This latter group is larger than many people are apt to believe. More than 75 percent of all U.S. Hispanics either speak English exclusively or are bilingual and speak English well or very well, according to the latest Census figures (see table, "Language Capabilities").
"Those individuals who do not achieve English fluency suffer in the employment market, where these language skills are critical for high-wage jobs," says Adela de la Torre, director of Chicano Studies at the University of California at Davis. At the same time, "psychological research on individual identity, particularly for Latinos, indicates that those Latinos who can maintain their bilingual/bicultural identities are emotionally healthier."
Not surprisingly, a sizeable number of these Hispanics prefer to receive information via English-language media, according to a 2003 study by the Pew Hispanic Center. The study reports that native-born Hispanics expressed an overwhelming preference (71 percent) for English-language media, with another 20 percent choosing both English and Spanish equally.
Language preference among U.S. Hispanics is largely a function of where they were born. Only 10 percent of U.S. native-born Spanish-speakers do not speak English well or at all, according to Census 2000. Among foreign-born Spanish-speakers, however, the proportion with poor to non-existent English-language skills swells to 48 percent.

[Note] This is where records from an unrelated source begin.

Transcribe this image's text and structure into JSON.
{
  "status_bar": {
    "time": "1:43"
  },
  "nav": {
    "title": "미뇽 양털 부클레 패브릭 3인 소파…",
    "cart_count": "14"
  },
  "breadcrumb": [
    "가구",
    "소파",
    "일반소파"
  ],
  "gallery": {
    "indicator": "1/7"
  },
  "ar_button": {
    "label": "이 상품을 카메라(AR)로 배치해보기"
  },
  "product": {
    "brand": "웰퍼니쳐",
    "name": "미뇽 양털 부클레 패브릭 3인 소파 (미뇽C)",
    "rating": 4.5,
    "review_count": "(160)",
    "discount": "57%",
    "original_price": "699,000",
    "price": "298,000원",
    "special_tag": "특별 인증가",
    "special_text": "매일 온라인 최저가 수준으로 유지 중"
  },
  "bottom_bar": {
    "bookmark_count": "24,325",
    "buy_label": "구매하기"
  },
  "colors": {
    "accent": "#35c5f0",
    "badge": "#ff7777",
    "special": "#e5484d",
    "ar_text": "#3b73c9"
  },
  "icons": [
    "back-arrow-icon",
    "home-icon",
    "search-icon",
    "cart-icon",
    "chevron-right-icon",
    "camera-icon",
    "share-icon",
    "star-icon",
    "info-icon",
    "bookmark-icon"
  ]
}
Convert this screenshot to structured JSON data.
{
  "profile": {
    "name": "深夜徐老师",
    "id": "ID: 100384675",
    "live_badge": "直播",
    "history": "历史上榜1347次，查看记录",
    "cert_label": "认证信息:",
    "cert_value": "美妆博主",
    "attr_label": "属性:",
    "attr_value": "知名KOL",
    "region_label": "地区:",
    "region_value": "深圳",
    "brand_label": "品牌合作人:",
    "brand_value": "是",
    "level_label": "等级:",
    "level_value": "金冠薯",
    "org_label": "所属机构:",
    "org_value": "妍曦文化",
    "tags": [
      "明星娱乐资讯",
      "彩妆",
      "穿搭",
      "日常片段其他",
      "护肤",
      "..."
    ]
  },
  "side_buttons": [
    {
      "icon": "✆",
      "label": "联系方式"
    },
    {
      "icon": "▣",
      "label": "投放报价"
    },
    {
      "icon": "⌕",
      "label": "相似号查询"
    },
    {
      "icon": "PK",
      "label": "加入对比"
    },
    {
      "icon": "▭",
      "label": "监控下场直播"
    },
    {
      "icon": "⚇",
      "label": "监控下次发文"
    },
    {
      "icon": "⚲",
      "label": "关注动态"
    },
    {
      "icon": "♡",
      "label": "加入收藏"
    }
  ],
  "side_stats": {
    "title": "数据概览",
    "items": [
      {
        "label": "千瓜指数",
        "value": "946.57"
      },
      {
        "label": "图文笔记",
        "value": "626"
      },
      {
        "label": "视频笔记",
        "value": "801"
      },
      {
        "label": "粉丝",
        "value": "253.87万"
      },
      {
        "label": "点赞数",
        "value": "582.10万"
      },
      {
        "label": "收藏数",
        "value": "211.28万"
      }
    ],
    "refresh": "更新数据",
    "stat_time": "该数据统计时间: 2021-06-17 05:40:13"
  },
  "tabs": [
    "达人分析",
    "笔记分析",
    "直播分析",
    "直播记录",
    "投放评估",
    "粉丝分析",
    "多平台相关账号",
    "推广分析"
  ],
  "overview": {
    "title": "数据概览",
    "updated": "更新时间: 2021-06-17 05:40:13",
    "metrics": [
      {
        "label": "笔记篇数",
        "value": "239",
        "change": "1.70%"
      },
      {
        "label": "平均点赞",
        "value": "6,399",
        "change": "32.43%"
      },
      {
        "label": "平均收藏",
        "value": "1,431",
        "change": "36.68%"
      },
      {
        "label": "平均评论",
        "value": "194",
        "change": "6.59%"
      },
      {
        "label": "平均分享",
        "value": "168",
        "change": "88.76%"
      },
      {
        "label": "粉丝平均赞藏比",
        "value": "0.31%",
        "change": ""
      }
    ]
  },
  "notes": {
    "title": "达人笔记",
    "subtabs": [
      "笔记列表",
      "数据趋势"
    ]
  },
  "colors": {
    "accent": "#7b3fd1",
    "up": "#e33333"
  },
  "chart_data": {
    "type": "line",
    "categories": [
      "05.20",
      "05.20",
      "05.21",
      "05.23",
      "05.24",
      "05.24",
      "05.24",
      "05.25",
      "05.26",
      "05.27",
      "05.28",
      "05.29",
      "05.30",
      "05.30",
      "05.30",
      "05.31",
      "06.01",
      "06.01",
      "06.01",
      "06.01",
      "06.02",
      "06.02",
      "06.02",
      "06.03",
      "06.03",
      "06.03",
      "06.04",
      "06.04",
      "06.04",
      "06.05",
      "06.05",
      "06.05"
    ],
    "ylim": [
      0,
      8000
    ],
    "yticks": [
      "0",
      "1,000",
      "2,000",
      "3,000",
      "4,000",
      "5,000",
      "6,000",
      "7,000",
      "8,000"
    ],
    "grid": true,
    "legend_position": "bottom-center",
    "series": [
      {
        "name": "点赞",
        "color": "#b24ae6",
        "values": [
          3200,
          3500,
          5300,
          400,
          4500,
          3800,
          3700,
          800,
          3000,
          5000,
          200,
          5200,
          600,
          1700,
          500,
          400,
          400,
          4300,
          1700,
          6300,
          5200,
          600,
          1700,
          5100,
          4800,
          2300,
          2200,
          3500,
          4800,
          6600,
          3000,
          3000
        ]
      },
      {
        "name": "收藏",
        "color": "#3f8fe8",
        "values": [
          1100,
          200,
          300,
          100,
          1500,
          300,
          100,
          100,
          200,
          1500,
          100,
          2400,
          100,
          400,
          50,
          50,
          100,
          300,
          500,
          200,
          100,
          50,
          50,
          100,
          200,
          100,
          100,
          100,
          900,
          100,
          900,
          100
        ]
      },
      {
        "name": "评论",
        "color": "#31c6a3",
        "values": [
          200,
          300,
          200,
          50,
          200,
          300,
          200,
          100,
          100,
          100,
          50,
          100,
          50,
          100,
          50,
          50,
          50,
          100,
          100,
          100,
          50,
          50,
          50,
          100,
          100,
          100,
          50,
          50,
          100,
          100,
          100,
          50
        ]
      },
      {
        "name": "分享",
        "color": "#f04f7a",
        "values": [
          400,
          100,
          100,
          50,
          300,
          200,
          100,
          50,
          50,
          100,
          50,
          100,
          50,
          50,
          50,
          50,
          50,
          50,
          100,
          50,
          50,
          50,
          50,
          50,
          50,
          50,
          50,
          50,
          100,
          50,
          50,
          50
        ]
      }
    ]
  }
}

PRIMARY LANGUAGE, BY NATIVITY
Source: The Pew Hispanic Center, National Survey of Latinos, 2002